The Walkabout Of A. Nexter Niode Part One: Off The Path
Tracklist: Force Of Nature (4:05), Mainstream (5:23), Footnotes (2:51), Off The Path (2:23), Taj Mahal Daydream (1:38), Sad Silk (2:06), A Mile In Those Shoes (2:00), Sacred Cow (0:43), Ol' Phat Fok (4:25), Freakstreet (4:35), Stranger (6:03), High In the Himalayas (1:50), Blood From A Stone (8:46), Sanctuary (3:40)
House Of Not certainly can't be accused of lacking vision. The Canadian duo of guitarist Lou Roppoli and vocalist Brian Erikson came together in 2002 with the very ambitious aim of recording a five CD concept that chronicles the adventures of A. Nexter Niode.
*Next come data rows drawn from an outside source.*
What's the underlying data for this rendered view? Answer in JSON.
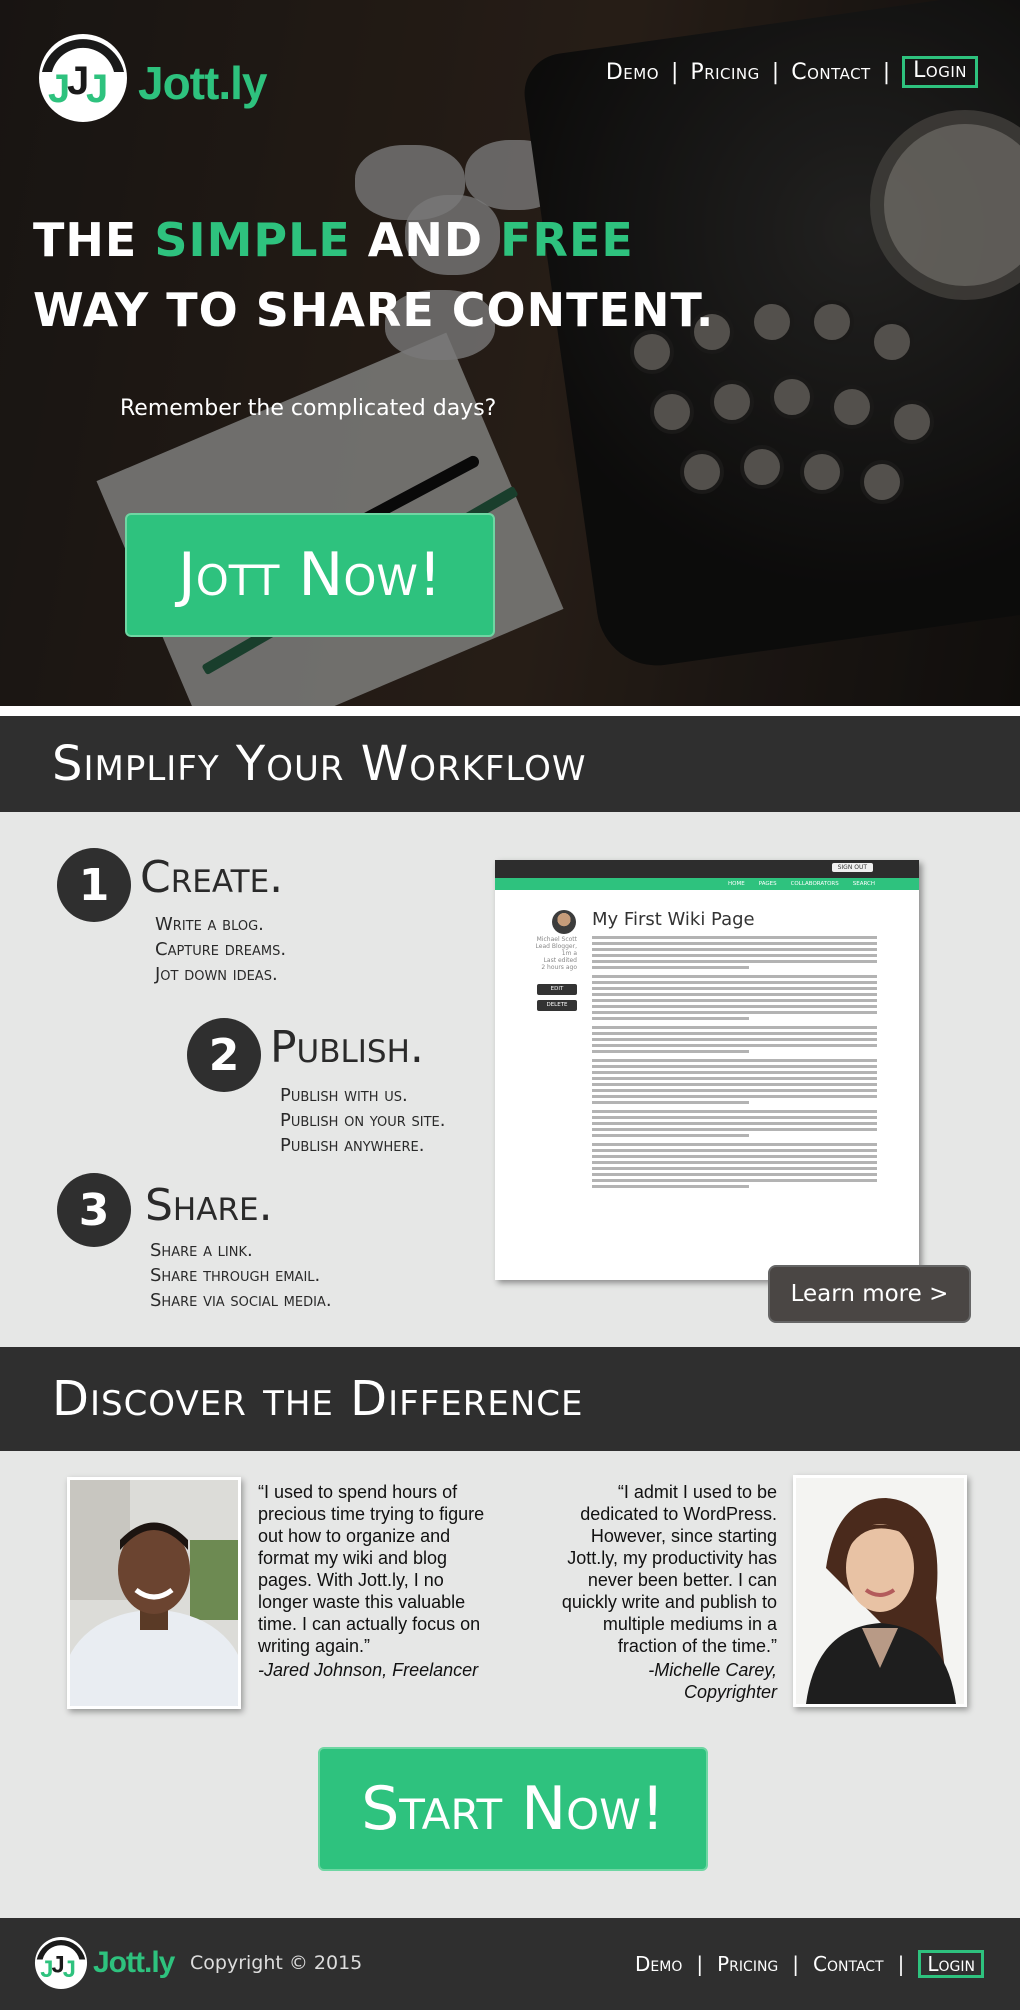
{
  "brand": {
    "name": "Jott.ly",
    "accent": "#2ec27e",
    "dark": "#2f2f2f"
  },
  "nav": {
    "demo": "Demo",
    "pricing": "Pricing",
    "contact": "Contact",
    "login": "Login",
    "separator": "|"
  },
  "hero": {
    "line1_a": "THE ",
    "line1_b": "SIMPLE",
    "line1_c": " AND ",
    "line1_d": "FREE",
    "line2": "WAY TO SHARE CONTENT.",
    "subtitle": "Remember the complicated days?",
    "cta": "Jott Now!"
  },
  "workflow": {
    "heading": "Simplify Your Workflow",
    "steps": [
      {
        "number": "1",
        "title": "Create.",
        "items": [
          "Write a blog.",
          "Capture dreams.",
          "Jot down ideas."
        ]
      },
      {
        "number": "2",
        "title": "Publish.",
        "items": [
          "Publish with us.",
          "Publish on your site.",
          "Publish anywhere."
        ]
      },
      {
        "number": "3",
        "title": "Share.",
        "items": [
          "Share a link.",
          "Share through email.",
          "Share via social media."
        ]
      }
    ],
    "wiki": {
      "sign_out": "SIGN OUT",
      "nav": [
        "HOME",
        "PAGES",
        "COLLABORATORS",
        "SEARCH"
      ],
      "title": "My First Wiki Page",
      "author": "Michael Scott",
      "author_meta": [
        "Lead Blogger,",
        "1m a",
        "Last edited",
        "2 hours ago"
      ],
      "edit": "EDIT",
      "delete": "DELETE"
    },
    "learn_more": "Learn more >"
  },
  "difference": {
    "heading": "Discover the Difference",
    "testimonials": [
      {
        "quote": "“I used to spend hours of precious time trying to figure out how to organize and format my wiki and blog pages. With Jott.ly, I no longer waste this valuable time. I can actually focus on writing again.”",
        "author": "-Jared Johnson, Freelancer"
      },
      {
        "quote": "“I admit I used to be dedicated to  WordPress. However, since starting Jott.ly, my productivity has never been better. I can quickly write and publish to multiple mediums in a fraction of the time.”",
        "author": "-Michelle Carey, Copyrighter"
      }
    ],
    "cta": "Start Now!"
  },
  "footer": {
    "brand": "Jott.ly",
    "copyright": "Copyright © 2015"
  }
}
Described as a "21st century counterculture rock opus" with a tag line, freely adapted from the sixties mantra, of "Tune out, Turn on, Take a trip", the first part of the saga describes he beginning of the journey and the meeting with the heroine of the tale, Silk.
The instrumental Force of Nature sets the scene starting with a didgeridoo before heavy guitar chords, layers of keyboards and wailing female backing vocals drive things forward with intent. The album is characterised by some very fine guitar playing that displays more than a passing resemblance to David Gilmour. There is no doubt that Roppoli is a fine player, he has the Gilmour soloing style off pat but is just as proficient at providing a bluesy backing, as in the intro to Footnotes. Erikson has also taken some reference points from Pink Floyd, his vocal style and intonations on Mainstream is spookily characteristic of Roger Waters resulting in a track that matches the style of much of the material on The Final Cut.
However, House Of Not are much more than Floyd copyists, although the influences are there, they have a style all of their own. The brief instrumental pieces such as the atmospheric Off The Path and High In The Himalayas along with the gentle Taj Mahal Daydream effortlessly move the narrative along and easily capture the essence of the new locations of the story. Although the group comprises Erikson and Roppoli, they are supported by thirteen other musicians contributing everything from extra guitars (lots of extra guitars!) to trombone. The latter is used in the rather Honky Tonk, Tom Waits style Ol' Phat Fok, the only number where an instrument other than the guitar (a piano) takes centre stage. Although it breaks the album up and adds another style to the album, I wasn't particularly fond of this number, mainly due to the title and lyrics, which I thought a rather juvenile play on words.
Still, Freakstreet picks things up with some fine soloing from Roppoli that has a rather heavier edge to it. Blood From A Stone again displays some Floyd characteristics and again features some fine guitar playing, this time extended over several minutes. The track slowly builds into near epic proportions before fading into the final track, a more acoustic number that leaves A. Nexter Niode safe in Sanctuary preparing himself to face the next episode of his wayfaring walkabout.
House of Not have come up with an ambitious and impressive concept if the synopsis of the remaining four volumes are anything to go by. The group have put together a full multimedia exploration of the concept; their website is a marvel that matches the highest levels of computerised design and is well worth a visit (go look now!). The packaging of the CD was also very impressive and the press pack was the most comprehensive and handsome that I have ever received. What is more it, it is not a case of form over substance as the music is a cut above the norm and, for a debut album, is quite an achievement. There is no doubt that in Lou Roppoli, House Of Not have an ace up their sleeve but maybe the arrangements of future albums could be a bit more adventurous and more use could be made of keyboards. However, that is just a personal preference. If the high quality of this album can be maintained and expanded upon then the band could have created a concept that will grow and gather more enthusiasts as each instalment is released.
Conclusion: 7 out of 10